  19. AEROBIC DENITRIFICATION: IMPLICATIONS FOR NITROGEN FATE MODELING

    EPA Science Inventory

    In the Mississippi, as well as most nitrogen-degraded rivers and streams, NO3- is the dominant N species and therefore understanding its biogeochemical behavior is critical for accurate nitrogen fate modeling. To our knowledge this is the first work to report aerobic denitrificat...

  20. Anaerobic and aerobic transformation of TNT

    SciTech Connect

    Kulpa, C.F.; Boopathy, R.; Manning, J.

    1996-12-31
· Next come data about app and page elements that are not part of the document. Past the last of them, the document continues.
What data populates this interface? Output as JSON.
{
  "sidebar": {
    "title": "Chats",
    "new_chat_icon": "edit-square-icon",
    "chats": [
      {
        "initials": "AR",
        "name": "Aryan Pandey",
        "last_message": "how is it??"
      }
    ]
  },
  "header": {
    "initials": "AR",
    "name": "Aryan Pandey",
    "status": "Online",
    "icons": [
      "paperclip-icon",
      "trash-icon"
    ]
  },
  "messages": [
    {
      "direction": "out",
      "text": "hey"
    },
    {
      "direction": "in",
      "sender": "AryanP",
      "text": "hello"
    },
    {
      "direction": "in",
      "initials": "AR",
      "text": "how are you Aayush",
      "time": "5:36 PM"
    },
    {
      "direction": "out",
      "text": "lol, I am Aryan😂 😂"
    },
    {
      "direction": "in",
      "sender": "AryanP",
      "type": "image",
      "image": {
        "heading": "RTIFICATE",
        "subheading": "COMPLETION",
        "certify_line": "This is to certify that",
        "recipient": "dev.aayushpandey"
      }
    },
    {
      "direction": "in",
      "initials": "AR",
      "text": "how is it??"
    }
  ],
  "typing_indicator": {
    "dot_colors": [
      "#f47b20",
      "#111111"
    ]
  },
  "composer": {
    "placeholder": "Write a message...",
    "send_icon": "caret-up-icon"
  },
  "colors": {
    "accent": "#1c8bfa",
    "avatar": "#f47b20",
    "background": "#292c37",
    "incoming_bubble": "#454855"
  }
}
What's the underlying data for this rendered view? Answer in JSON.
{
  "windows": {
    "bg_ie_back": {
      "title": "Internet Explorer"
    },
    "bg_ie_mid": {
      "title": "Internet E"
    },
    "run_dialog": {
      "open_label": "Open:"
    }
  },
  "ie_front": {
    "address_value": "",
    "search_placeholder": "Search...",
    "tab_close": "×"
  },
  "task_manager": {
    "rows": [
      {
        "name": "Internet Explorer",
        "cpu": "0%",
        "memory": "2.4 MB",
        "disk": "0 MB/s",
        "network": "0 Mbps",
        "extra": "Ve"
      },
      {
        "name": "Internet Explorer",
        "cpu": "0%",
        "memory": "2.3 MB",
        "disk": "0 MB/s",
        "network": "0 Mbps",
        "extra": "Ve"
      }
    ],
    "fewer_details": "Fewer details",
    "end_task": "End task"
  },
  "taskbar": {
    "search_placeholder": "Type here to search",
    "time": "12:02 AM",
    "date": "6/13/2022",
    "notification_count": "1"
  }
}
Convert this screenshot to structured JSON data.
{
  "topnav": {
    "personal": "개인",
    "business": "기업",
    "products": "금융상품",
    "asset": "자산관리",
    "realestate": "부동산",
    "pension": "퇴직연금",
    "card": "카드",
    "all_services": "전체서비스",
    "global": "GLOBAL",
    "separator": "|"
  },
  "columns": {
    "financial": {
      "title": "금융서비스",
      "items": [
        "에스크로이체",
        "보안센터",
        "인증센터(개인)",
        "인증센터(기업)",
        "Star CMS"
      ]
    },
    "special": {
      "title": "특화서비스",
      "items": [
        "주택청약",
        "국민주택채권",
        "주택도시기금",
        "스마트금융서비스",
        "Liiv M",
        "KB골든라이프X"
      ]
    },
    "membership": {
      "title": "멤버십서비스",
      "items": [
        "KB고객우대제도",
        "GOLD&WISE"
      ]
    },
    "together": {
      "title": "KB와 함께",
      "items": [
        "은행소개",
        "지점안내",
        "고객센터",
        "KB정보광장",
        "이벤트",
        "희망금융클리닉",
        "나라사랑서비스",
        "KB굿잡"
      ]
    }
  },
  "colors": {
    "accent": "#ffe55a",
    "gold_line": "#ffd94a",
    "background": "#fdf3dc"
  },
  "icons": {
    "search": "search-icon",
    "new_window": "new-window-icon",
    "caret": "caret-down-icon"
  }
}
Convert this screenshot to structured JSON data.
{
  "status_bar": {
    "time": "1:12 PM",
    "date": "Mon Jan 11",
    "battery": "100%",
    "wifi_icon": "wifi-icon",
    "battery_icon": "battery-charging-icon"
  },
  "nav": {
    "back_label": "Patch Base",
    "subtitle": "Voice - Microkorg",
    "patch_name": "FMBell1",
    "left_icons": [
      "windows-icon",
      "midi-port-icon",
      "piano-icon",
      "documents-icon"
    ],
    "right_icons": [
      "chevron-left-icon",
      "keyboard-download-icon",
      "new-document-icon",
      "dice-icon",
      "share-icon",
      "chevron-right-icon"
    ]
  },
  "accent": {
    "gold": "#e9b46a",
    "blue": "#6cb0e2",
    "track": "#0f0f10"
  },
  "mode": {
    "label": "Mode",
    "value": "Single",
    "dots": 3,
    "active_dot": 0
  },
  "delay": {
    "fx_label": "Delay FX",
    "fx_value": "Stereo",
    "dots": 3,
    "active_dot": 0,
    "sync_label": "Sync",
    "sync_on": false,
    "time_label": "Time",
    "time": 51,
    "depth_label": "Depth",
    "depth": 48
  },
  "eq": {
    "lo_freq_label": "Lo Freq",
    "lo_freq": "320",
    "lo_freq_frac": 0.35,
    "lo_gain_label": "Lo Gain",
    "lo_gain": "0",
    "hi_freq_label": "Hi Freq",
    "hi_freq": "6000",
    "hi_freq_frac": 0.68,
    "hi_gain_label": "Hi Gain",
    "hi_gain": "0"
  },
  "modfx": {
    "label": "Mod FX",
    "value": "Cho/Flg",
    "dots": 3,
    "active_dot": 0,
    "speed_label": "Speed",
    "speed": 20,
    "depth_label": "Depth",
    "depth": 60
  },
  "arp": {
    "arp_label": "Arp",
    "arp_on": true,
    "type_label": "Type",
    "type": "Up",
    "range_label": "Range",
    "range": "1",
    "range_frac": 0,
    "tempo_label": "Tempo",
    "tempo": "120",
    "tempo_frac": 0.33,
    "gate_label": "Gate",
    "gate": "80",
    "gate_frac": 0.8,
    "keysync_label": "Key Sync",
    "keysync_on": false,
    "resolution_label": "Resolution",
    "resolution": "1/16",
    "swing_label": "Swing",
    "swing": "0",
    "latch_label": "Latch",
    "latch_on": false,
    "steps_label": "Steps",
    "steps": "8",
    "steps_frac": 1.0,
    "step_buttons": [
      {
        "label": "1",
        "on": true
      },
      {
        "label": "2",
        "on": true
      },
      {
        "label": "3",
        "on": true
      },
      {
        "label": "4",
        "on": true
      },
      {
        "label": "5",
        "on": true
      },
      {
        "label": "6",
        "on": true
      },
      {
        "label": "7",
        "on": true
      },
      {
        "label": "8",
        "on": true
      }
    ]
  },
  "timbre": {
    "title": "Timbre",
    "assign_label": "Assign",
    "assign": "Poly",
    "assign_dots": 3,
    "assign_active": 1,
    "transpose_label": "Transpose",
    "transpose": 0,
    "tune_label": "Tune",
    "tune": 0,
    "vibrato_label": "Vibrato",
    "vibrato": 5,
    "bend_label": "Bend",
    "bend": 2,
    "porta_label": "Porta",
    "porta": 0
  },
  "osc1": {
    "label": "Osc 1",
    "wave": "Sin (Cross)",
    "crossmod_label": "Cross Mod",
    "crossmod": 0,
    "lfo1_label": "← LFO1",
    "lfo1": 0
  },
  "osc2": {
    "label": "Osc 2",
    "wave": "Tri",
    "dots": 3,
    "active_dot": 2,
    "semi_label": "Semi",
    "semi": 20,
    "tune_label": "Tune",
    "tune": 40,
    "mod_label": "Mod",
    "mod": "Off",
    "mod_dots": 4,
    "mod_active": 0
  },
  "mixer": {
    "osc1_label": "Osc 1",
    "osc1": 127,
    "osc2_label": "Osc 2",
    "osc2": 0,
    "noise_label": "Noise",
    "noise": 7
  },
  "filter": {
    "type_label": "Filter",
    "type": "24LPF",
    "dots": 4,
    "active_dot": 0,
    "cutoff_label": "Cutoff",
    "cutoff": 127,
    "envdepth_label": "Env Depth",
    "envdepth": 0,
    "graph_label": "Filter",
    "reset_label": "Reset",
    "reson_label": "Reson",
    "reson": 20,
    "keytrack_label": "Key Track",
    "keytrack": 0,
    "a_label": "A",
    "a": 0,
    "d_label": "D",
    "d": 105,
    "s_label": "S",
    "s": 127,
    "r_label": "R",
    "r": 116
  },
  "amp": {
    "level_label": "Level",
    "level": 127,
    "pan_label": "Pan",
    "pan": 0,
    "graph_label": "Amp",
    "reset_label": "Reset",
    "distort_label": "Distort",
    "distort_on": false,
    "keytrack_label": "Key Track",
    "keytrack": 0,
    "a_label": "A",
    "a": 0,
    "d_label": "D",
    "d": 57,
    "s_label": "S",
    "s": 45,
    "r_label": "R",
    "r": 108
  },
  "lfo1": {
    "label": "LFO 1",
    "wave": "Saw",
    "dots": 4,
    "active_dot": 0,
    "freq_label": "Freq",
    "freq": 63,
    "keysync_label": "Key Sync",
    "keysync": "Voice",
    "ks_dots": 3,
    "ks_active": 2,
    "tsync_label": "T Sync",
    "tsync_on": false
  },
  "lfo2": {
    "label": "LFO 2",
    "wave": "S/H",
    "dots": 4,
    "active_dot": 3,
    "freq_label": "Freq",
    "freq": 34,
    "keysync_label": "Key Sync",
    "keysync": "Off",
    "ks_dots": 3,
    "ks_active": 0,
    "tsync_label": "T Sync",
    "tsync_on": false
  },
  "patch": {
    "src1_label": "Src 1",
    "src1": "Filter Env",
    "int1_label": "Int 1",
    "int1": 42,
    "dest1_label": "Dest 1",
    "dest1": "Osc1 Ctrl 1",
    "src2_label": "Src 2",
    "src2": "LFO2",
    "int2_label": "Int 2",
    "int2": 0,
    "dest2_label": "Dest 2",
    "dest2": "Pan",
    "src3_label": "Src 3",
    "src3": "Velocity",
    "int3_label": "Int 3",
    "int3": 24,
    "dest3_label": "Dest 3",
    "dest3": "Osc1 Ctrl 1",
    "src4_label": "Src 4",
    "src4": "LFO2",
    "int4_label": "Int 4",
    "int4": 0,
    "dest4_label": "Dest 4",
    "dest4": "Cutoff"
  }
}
    Most studies on the microbial metabolism of nitroaromatic compounds have used pure cultures of aerobic microorganisms. In many cases, attempts to degrade nitroaromatics under aerobic conditions by pure cultures result in no mineralization and only superficial modifications of the structure. However, mixed culture systems properly operated result in the transformation of 2,4,6-trinitrotoluene (TNT) and in some cases mineralization of TNT occurs. In this paper, the mixed culture system is described with emphasis on intermediates and the characteristics of the aerobic microbial process including the necessity for a co-substrate. The possibility of removing TNT under aerobic/anoxic conditions is described in detail. Another option for the biodegradation of TNT and nitroaromatics is under anaerobic, sulfate reducing conditions. In this instance, the nitroaromatic compounds undergo a series of reductions with the formation of amino compounds. TNT under sulfate reducing conditions is reduced to triaminotoluene presumably by the enzyme nitrite reductase, which is commonly found in many Desulfovibrio spp. The removal of nitro groups from TNT is achieved by a series of reductive reactions with the formation of ammonia and toluene by Desulfovibrio sp. (B strain). These metabolic processes could be applied to other nitroaromatic compounds like nitrobenzene, nitrobenzoic acids, nitrophenols, and aniline. The data supporting the anaerobic transformation of TNT under different growth condition are reviewed in this report.